GENEVA, 16th September, 2023 (WAM) - As world leaders head to New York for the UN high-level week to discuss how to advance the Sustainable Development Goals (SDGs), a new World Economic Forum report highlights the challenges facing developing countries, with six in 10 economists surveyed warning of a deepening trade-off between development and climate action.
The latest Chief Economists Outlook, released today, also finds that over 60% of chief economists expect the global economy to weaken in the coming year amid uncertain domestic and international politics and unsettled financial markets. Although a large majority (86%) expects the recent global inflationary surge to ease, the prolonged tightening of financial conditions is expected to have lasting impacts, including a squeeze on business lending, increases in corporate debt defaults, and potential corrections in property and equity markets.

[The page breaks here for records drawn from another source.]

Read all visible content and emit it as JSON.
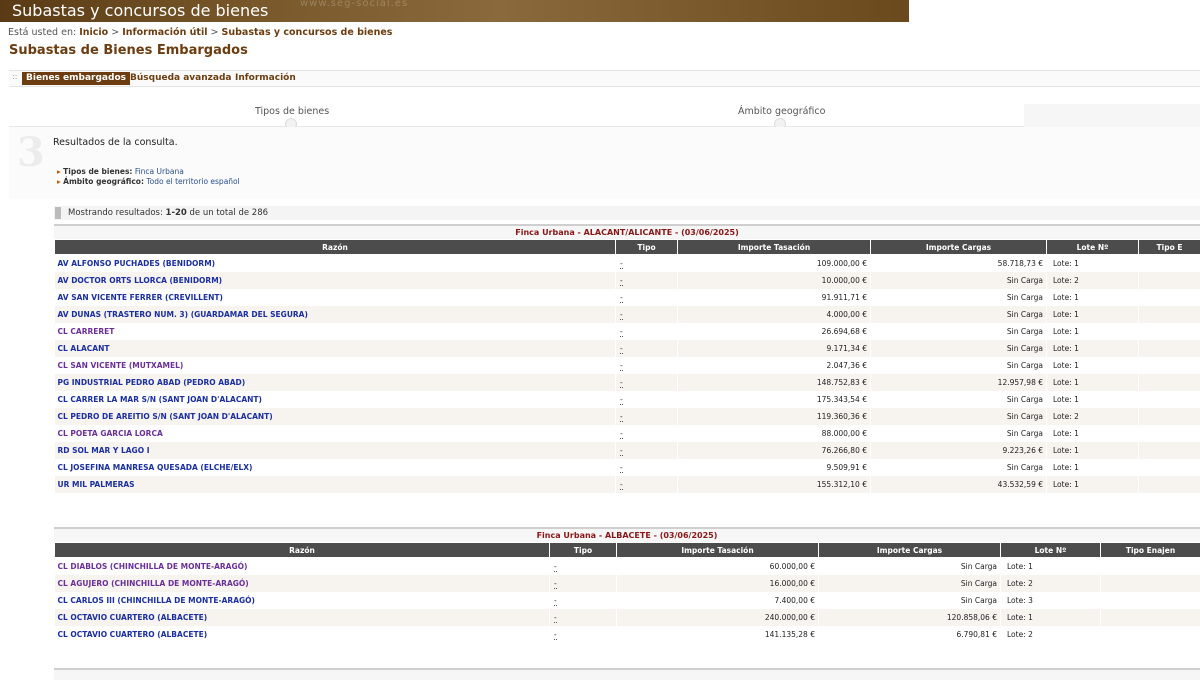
{
  "banner": {
    "title": "Subastas y concursos de bienes",
    "watermark": "www.seg-social.es"
  },
  "breadcrumb": {
    "prefix": "Está usted en:",
    "items": [
      "Inicio",
      "Información útil",
      "Subastas y concursos de bienes"
    ],
    "separator": ">"
  },
  "page_title": "Subastas de Bienes Embargados",
  "tabs": [
    {
      "label": "Bienes embargados",
      "active": true
    },
    {
      "label": "Búsqueda avanzada",
      "active": false
    },
    {
      "label": "Información",
      "active": false
    }
  ],
  "steps": [
    {
      "label": "Tipos de bienes"
    },
    {
      "label": "Ámbito geográfico"
    }
  ],
  "results": {
    "step_number": "3",
    "heading": "Resultados de la consulta.",
    "filters": [
      {
        "key": "Tipos de bienes:",
        "value": "Finca Urbana"
      },
      {
        "key": "Ámbito geográfico:",
        "value": "Todo el territorio español"
      }
    ],
    "count_prefix": "Mostrando resultados:",
    "count_range": "1-20",
    "count_suffix": "de un total de 286"
  },
  "colors": {
    "brand": "#6b3d10",
    "section_title": "#8a1616",
    "header_bg": "#4c4c4c",
    "link": "#1a2fa0",
    "visited_link": "#6a3097"
  },
  "sections": [
    {
      "caption": "Finca Urbana - ALACANT/ALICANTE - (03/06/2025)",
      "headers": [
        "Razón",
        "Tipo",
        "Importe Tasación",
        "Importe Cargas",
        "Lote Nº",
        "Tipo E"
      ],
      "rows": [
        {
          "razon": "AV ALFONSO PUCHADES (BENIDORM)",
          "tipo": "-",
          "tasacion": "109.000,00 €",
          "cargas": "58.718,73 €",
          "lote": "Lote: 1",
          "visited": false
        },
        {
          "razon": "AV DOCTOR ORTS LLORCA (BENIDORM)",
          "tipo": "-",
          "tasacion": "10.000,00 €",
          "cargas": "Sin Carga",
          "lote": "Lote: 2",
          "visited": false
        },
        {
          "razon": "AV SAN VICENTE FERRER (CREVILLENT)",
          "tipo": "-",
          "tasacion": "91.911,71 €",
          "cargas": "Sin Carga",
          "lote": "Lote: 1",
          "visited": false
        },
        {
          "razon": "AV DUNAS (TRASTERO NUM. 3) (GUARDAMAR DEL SEGURA)",
          "tipo": "-",
          "tasacion": "4.000,00 €",
          "cargas": "Sin Carga",
          "lote": "Lote: 1",
          "visited": false
        },
        {
          "razon": "CL CARRERET",
          "tipo": "-",
          "tasacion": "26.694,68 €",
          "cargas": "Sin Carga",
          "lote": "Lote: 1",
          "visited": true
        },
        {
          "razon": "CL ALACANT",
          "tipo": "-",
          "tasacion": "9.171,34 €",
          "cargas": "Sin Carga",
          "lote": "Lote: 1",
          "visited": false
        },
        {
          "razon": "CL SAN VICENTE (MUTXAMEL)",
          "tipo": "-",
          "tasacion": "2.047,36 €",
          "cargas": "Sin Carga",
          "lote": "Lote: 1",
          "visited": true
        },
        {
          "razon": "PG INDUSTRIAL PEDRO ABAD (PEDRO ABAD)",
          "tipo": "-",
          "tasacion": "148.752,83 €",
          "cargas": "12.957,98 €",
          "lote": "Lote: 1",
          "visited": false
        },
        {
          "razon": "CL CARRER LA MAR S/N (SANT JOAN D'ALACANT)",
          "tipo": "-",
          "tasacion": "175.343,54 €",
          "cargas": "Sin Carga",
          "lote": "Lote: 1",
          "visited": false
        },
        {
          "razon": "CL PEDRO DE AREITIO S/N (SANT JOAN D'ALACANT)",
          "tipo": "-",
          "tasacion": "119.360,36 €",
          "cargas": "Sin Carga",
          "lote": "Lote: 2",
          "visited": false
        },
        {
          "razon": "CL POETA GARCIA LORCA",
          "tipo": "-",
          "tasacion": "88.000,00 €",
          "cargas": "Sin Carga",
          "lote": "Lote: 1",
          "visited": true
        },
        {
          "razon": "RD SOL MAR Y LAGO I",
          "tipo": "-",
          "tasacion": "76.266,80 €",
          "cargas": "9.223,26 €",
          "lote": "Lote: 1",
          "visited": false
        },
        {
          "razon": "CL JOSEFINA MANRESA QUESADA (ELCHE/ELX)",
          "tipo": "-",
          "tasacion": "9.509,91 €",
          "cargas": "Sin Carga",
          "lote": "Lote: 1",
          "visited": false
        },
        {
          "razon": "UR MIL PALMERAS",
          "tipo": "-",
          "tasacion": "155.312,10 €",
          "cargas": "43.532,59 €",
          "lote": "Lote: 1",
          "visited": false
        }
      ]
    },
    {
      "caption": "Finca Urbana - ALBACETE - (03/06/2025)",
      "headers": [
        "Razón",
        "Tipo",
        "Importe Tasación",
        "Importe Cargas",
        "Lote Nº",
        "Tipo Enajen"
      ],
      "rows": [
        {
          "razon": "CL DIABLOS (CHINCHILLA DE MONTE-ARAGÓ)",
          "tipo": "-",
          "tasacion": "60.000,00 €",
          "cargas": "Sin Carga",
          "lote": "Lote: 1",
          "visited": true
        },
        {
          "razon": "CL AGUJERO (CHINCHILLA DE MONTE-ARAGÓ)",
          "tipo": "-",
          "tasacion": "16.000,00 €",
          "cargas": "Sin Carga",
          "lote": "Lote: 2",
          "visited": true
        },
        {
          "razon": "CL CARLOS III (CHINCHILLA DE MONTE-ARAGÓ)",
          "tipo": "-",
          "tasacion": "7.400,00 €",
          "cargas": "Sin Carga",
          "lote": "Lote: 3",
          "visited": false
        },
        {
          "razon": "CL OCTAVIO CUARTERO (ALBACETE)",
          "tipo": "-",
          "tasacion": "240.000,00 €",
          "cargas": "120.858,06 €",
          "lote": "Lote: 1",
          "visited": false
        },
        {
          "razon": "CL OCTAVIO CUARTERO (ALBACETE)",
          "tipo": "-",
          "tasacion": "141.135,28 €",
          "cargas": "6.790,81 €",
          "lote": "Lote: 2",
          "visited": false
        }
      ]
    }
  ]
}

Developing countries face the most acute effects of these global headwinds, with chief economists warning that progress towards global development goals could be undermined by geopolitical tensions (74%) and tighter financial conditions (59%). This is particularly concerning with slowing progress in many areas of the SDGs, including food security, climate action and biodiversity protection. At the current pace, more than half a billion people will still live in extreme poverty in 2030.

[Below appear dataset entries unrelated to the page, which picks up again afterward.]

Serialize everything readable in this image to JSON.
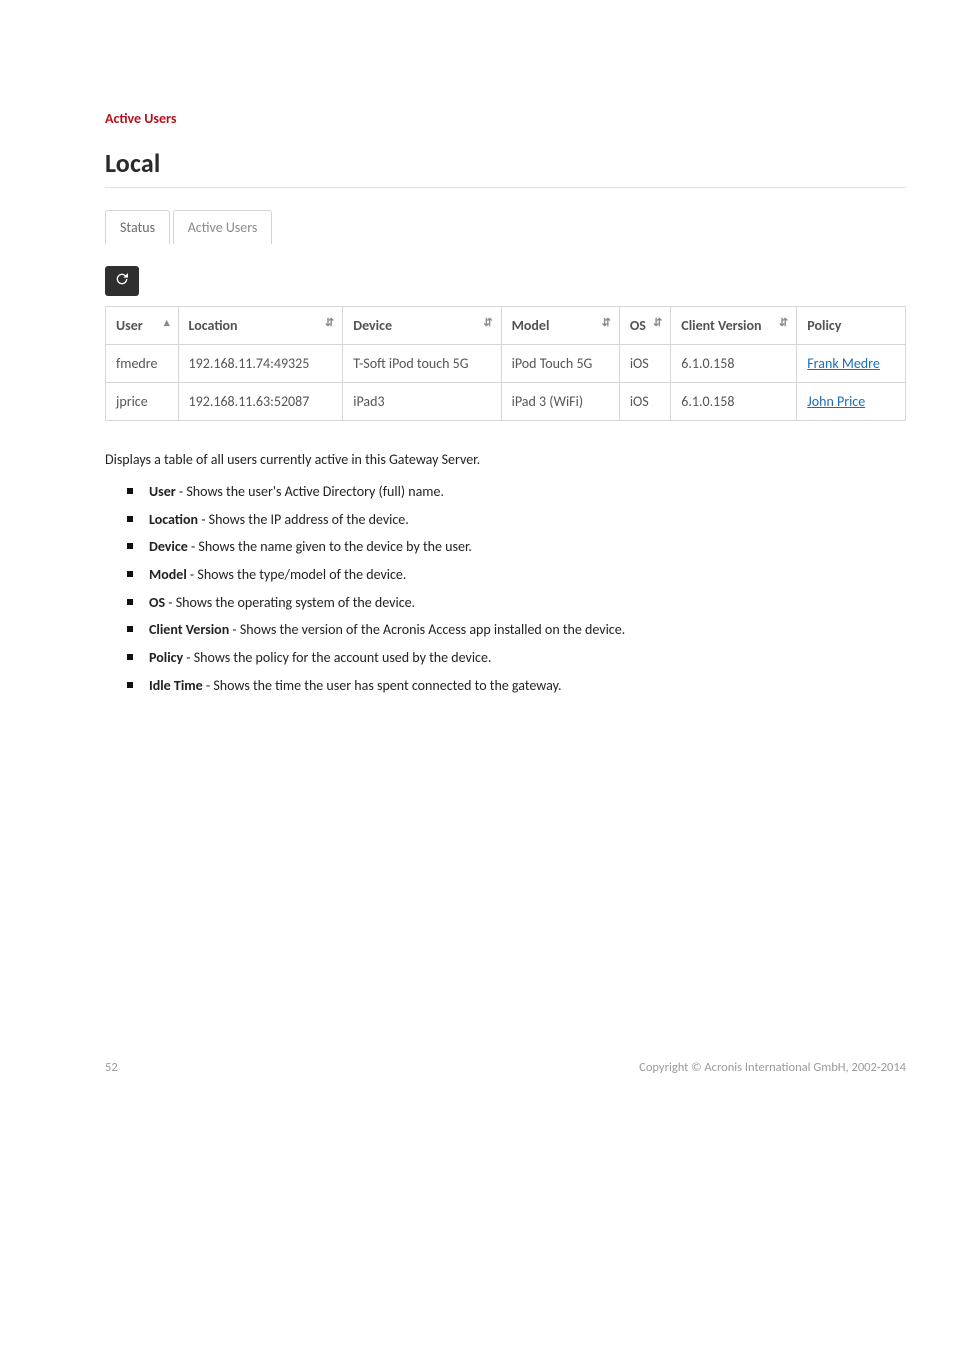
{
  "section_heading": "Active Users",
  "panel_title": "Local",
  "tabs": {
    "status_label": "Status",
    "active_users_label": "Active Users"
  },
  "table": {
    "headers": {
      "user": "User",
      "location": "Location",
      "device": "Device",
      "model": "Model",
      "os": "OS",
      "client_version": "Client Version",
      "policy": "Policy"
    },
    "sort_asc_glyph": "▴",
    "sort_both_glyph": "⇵",
    "rows": [
      {
        "user": "fmedre",
        "location": "192.168.11.74:49325",
        "device": "T-Soft iPod touch 5G",
        "model": "iPod Touch 5G",
        "os": "iOS",
        "client_version": "6.1.0.158",
        "policy": "Frank Medre"
      },
      {
        "user": "jprice",
        "location": "192.168.11.63:52087",
        "device": "iPad3",
        "model": "iPad 3 (WiFi)",
        "os": "iOS",
        "client_version": "6.1.0.158",
        "policy": "John Price"
      }
    ]
  },
  "description": "Displays a table of all users currently active in this Gateway Server.",
  "fields": [
    {
      "term": "User",
      "desc": " - Shows the user's Active Directory (full) name."
    },
    {
      "term": "Location",
      "desc": " - Shows the IP address of the device."
    },
    {
      "term": "Device",
      "desc": " - Shows the name given to the device by the user."
    },
    {
      "term": "Model",
      "desc": " - Shows the type/model of the device."
    },
    {
      "term": "OS",
      "desc": " - Shows the operating system of the device."
    },
    {
      "term": "Client Version",
      "desc": " - Shows the version of the Acronis Access app installed on the device."
    },
    {
      "term": "Policy",
      "desc": " - Shows the policy for the account used by the device."
    },
    {
      "term": "Idle Time",
      "desc": " - Shows the time the user has spent connected to the gateway."
    }
  ],
  "footer": {
    "page": "52",
    "copyright": "Copyright © Acronis International GmbH, 2002-2014"
  }
}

A minority of chief economists expect increased cooperation (41%) and private capital flows (30%) between advanced and developing countries over the next three years. However, if flows of private capital can be unlocked, the economists are particularly optimistic about the potential positive impact on specific areas of development: digital transformation (97%), energy access and affordability (76%), food systems and nutrition (67%), and climate change, biodiversity loss and pollution (67%).

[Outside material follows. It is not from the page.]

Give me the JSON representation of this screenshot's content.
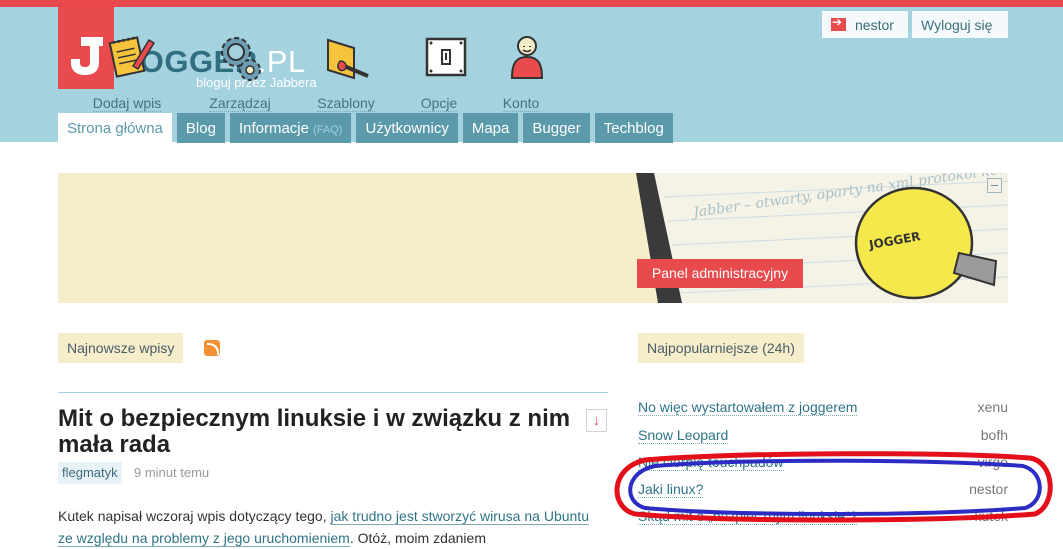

"The latest Chief Economists Outlook points to continuing weakness in the global economy," said Saadia Zahidi, Managing Director, World Economic Forum. "It also highlights the urgent challenges and trade-offs being faced by developing countries, and the need for innovation, cross-border investment and technology transfer to make growth, climate action and human development compatible."